Absolutely Addicting
Jody Gnant describes her music as Bohemian Geek Soul, and repeat listens to "Pivot" -- her first new album since the "Treasure Quest" soundtrack in 1995 -- prove that to be a perfect description. The "soul" part is most evident, especially on songs like the ballad "Eternally Grateful," where Gnant's four-octave voice sweeps along over lilting piano, and "Song in D," where she sings on the sultry side over bluesy guitar and a soulful organ solo, courtesy of Shea Marshall (of Phoenix jazz group Energy Trio). The "Bohemian Geek" side emerges in tunes like "Lower Level Ghetto Livin'," with its funky guitar, rhythmic vocal, and soaring organ, and "Lavandaria Sucia," which bounces with spirited, jazzy horns; a deep, roiling bass line; and borderline jungle percussion.
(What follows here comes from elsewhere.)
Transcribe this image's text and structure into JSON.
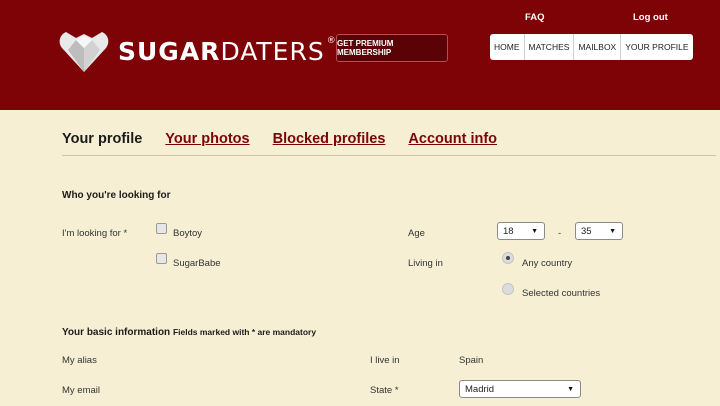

Gnant makes this song about doing laundry sound fun, lyrically recounting a day at the wash with clever slant rhyme ("She's in her vest - she's on her ladder/She just works here - Don't yell at her") and ultimately, amused exasperation ("folding and folding and folding and folding/How much crap were these bags holding?"). Gnant's band brims with talent -- in addition to the aforementioned Marshall, Kristofer "Krow" Hill (of hip-hop collective Drunken Immortals, and Calo Flamenco) provides some stellar guitar playing, and multi-instrumentalist Adrian Goldenthal (also of Calo Flamenco, and The Chris Parker Project) has a heavy presence on the album, playing bass on most tracks and serving as engineer on the majority of them as well. Adrian's brother, Julian, drums on most of the songs; check out the fantastic drum rolls near the end of "From the Middle," a haunting song that sees the band stripped down to the trio of Gnant and the Goldenthal brothers. That song shows as much attention to composition as "Me Who Changed" shows attention to detail, the way it blends accordion, flamenco-flavored guitar, and deft lyrics like "matchsticks answers to burning questions." All in all, Pivot is the kind of record that sticks with the listener, whether one identifies with Gnant's introspective and stoic songwriting, or simply gets addicted to the melodies, which tend to stick around long after the CD stops playing.